New York, NY — The September/October issue of Popular Science is on newsstands and the iPad.

Your Schedule Could Be Killing You Modern lifestyles are at war with the way our bodies evolved to function, and the battle is wiping us out. Chronobiology could help us get back on track. Plus: you might think you’re in control of your schedule, but your body evolved to follow a natural rhythm. Sticking closer to that routine can help keep you in tiptop shape. Learn the scientifically optimal times to drink coffee, eat, sleep, exercise, be creative and more. (page 58).

Where Does the Day Go? Breathtaking moments might linger in your memory, but they’re not what make up a life. It’s the minutes spent cleaning the toilet and choosing a not-too-hard avocado that add up. PopSci figured out how you’re most likely spending your waking hours in the different stages of your life – and where you can pause to savor them for the lifetime they really are (page 12).

Where Did It All Begin? Life’s first moment just got pushed back. Scientists who specialize in finding signs of the origins of life make pilgrimages to rare sites where primeval rocks survive, hoping to read them. A new geological finding stirs questions—and controversy—about where and when earliest life emerged (page 38).

Watching the Clocks Five experts obsess over lines, faces, places and noses to understand how every second shapes our world and how our minds shape every second. Popular Science reached out to Google’s VP of Material Design, a Barnard College Dog Cognition Researcher, the International Bureau of Weights and Measures’ Time Department’s Director, and more to learn from the very people who define time itself (page 45).

What Came Before the Big Bang? Cosmologists used to think the universe was totally timeless: no beginning, no end. But not everyone thinks the universe had a beginning: some physicists cooked up alternative cosmological theories that make time’s role seem a little less important. The concepts are pretty trippy… (page 52).

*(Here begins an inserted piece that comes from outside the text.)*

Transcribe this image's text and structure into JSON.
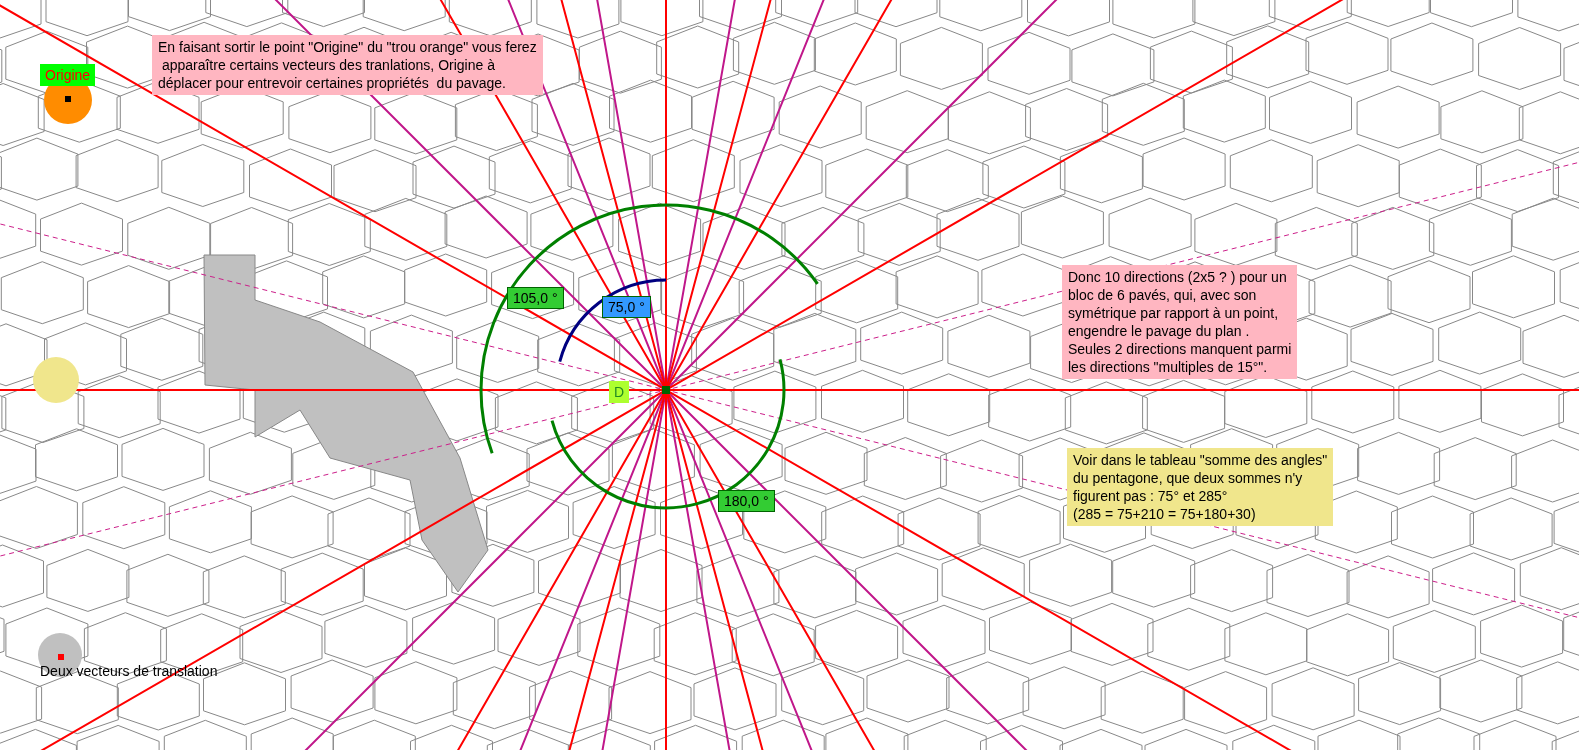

Digging Up The Past The lure of treasure hunting is not that of striking proverbial gold (although some do still search for it), but that you never know what historical holdovers the ground will produce. At the right local spot—an old battlefield or remote beach—these tools will allow you to burrow back in time (26).

Tales From the Field Read about how a stroke erased one woman’s sense of past or future; find out what an ecologist takes with him to Antarctica in the summer (when the sun is always out); ruminate on the intersection between life and beyond with the Director of the Centre for Death and Society at the University of Bath, and more (page 75).